Turning Man-Made Creations Back to Nature
Sierra Club suggestion to drain Lake Powell is latest effort to erase human impact.
When the youthful president of the Sierra Club tilted his lance at one of the largest public-works projects in the United States, it was perhaps inevitable that it should end up in splinters.
At a congressional hearing in Washington earlier this week, everyone from canoe outfitters to congressmen gave a resounding "no" to the organization's proposal to drain Lake Powell - the nation's second-largest man-made lake. Indeed, to some, the idea of breaching Arizona's Glen Canyon Dam to turn the area back into a natural river canyon is akin to taking apart the Empire State Building.
But in fact, taking out dams that are economically or environmentally detrimental is not such a far-fetched idea. From Oregon to Maine, it's happening more and more. And it's part of a broader movement - not only to stop long-standing practices but to reverse them, in some cases by turning man-made creations back to their natural state.
In some cases, the effort is strictly the result of environmental activism.
For example, some conservation groups in the West have been bidding against ranchers on federal land leases that for generations have been used only for grazing.
These groups have no plans to become cowboys in Birkenstocks, of course. Instead, activists want to ban the cattle and sheep that naturalist John Muir once called "hoofed locusts" so the arid ranges can revert to a more natural state and thereby help the recovery of native plants and animals - some of which are in danger of extinction.
In a less-controversial version of this tactic, groups like The Nature Conservancy have been working with some ranchers to protect wetlands and other cattle-damaged areas. In some cases, they have provided economic help to struggling ranchers in return for agreements to banish cows from certain environmentally sensitive areas.
In other parts of the West, the United States Forest Service for several years now has been obliterating many more miles of old logging roads than it has been bulldozing new ones. The agency is using as much as $5 million a year in road-maintenance funding to tear out the roads and relandscape the terrain to benefit such things as grizzly bears, whose habitat is being encroached upon by poachers and recreationists who continue to use the roads long after the loggers have left.

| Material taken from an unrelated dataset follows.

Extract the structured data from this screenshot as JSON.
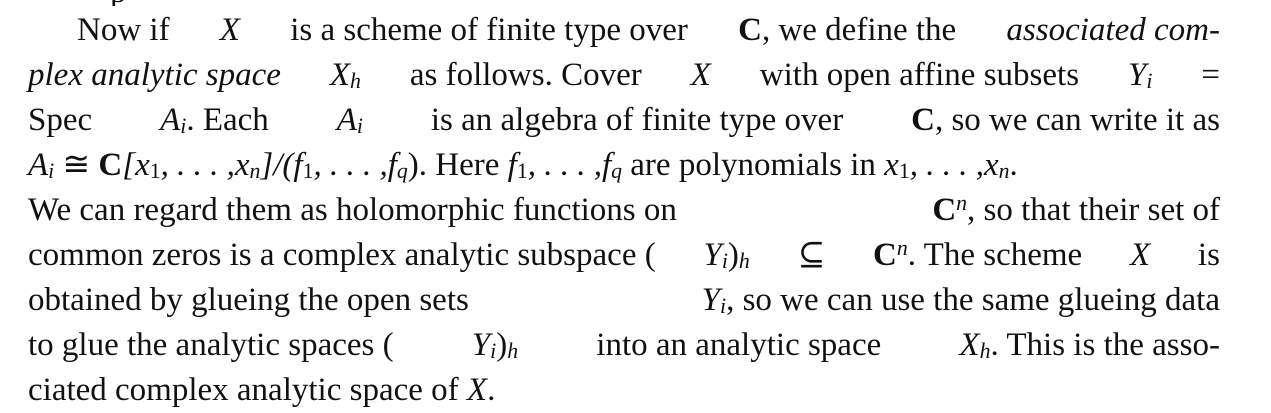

"I like to think of it as stabilization and decommissioning," says Forest Service engineer Skip Coghlan. For fiscal year 1998, says Mr. Coghlan, the agency proposes to build 400 miles of new roads while obliterating 1,500 miles of old ones.

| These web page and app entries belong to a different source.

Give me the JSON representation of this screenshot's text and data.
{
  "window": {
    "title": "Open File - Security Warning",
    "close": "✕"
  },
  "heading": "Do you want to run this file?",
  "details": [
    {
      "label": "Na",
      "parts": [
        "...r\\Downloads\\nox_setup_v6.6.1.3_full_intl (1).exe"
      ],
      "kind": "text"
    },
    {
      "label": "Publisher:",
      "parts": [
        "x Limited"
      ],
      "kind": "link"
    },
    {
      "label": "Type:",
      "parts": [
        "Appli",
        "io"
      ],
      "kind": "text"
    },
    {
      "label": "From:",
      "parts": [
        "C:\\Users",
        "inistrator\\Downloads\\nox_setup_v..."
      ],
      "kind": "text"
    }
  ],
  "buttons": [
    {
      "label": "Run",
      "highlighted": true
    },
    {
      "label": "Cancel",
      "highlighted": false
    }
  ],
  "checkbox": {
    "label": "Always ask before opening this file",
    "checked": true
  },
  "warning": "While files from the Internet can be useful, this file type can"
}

The most widespread trend in reversing human impacts on the land, however, is with dams. Most well-known are the very large ones like the 710-foot dam at Glen Canyon or the nine main dams along the Columbia and Snake Rivers here in the Pacific Northwest.
In all, there are nearly 75,000 dams across the United States. Many are operated by federal agencies such as the US Army Corps of Engineers or the Bureau of Reclamation. But most are privately owned dams used for hydropower, irrigation, or flood control. Of these, about 1,800 hydropower dams are licensed by the Federal Energy Regulatory Commission (FERC). In 1993, the first of what will be about 900 older dams began coming up for license renewal. This gives critics a chance to pressure the FERC to remove some dams.
Last month, the commission's staff recommended that the 160-year-old Edwards Dam on the Kennebec River in Maine be removed. Environmentalists were jubilant.
"This is a tremendous victory for rivers nationwide," says Margaret Bowman, director of hydropower for the conservation group American Rivers. "FERC has finally recognized that the benefits of a healthy river are sometimes more important than a dam's nominal power generation, and with this decision, has opened the door to removing other dams across the country, which for years have destroyed fish and wildlife habitats."
There are other examples as well: The Newport No. 11 dam on the Clyde River in Vermont was removed a year ago, allowing salmon upstream for the first time in 40 years. A local irrigation district recently voted to remove the Savage Rapids Dam on the Rogue River in southern Oregon; this will save $4 million over projected renovation costs while allowing better passage for salmon and steelhead. And on the Olympic Peninsula in Washington State, two dams on the Elwha River have been targeted by Congress for removal.
There is even serious talk about breaching the very large dams on Idaho's Snake River, which have been named as major culprits in the near-extinction of some salmon species. Last November, a report commissioned by the US Army Corps of Engineers suggested that removing four of those dams would be the surest - although the most expensive - way to save the endangered fish.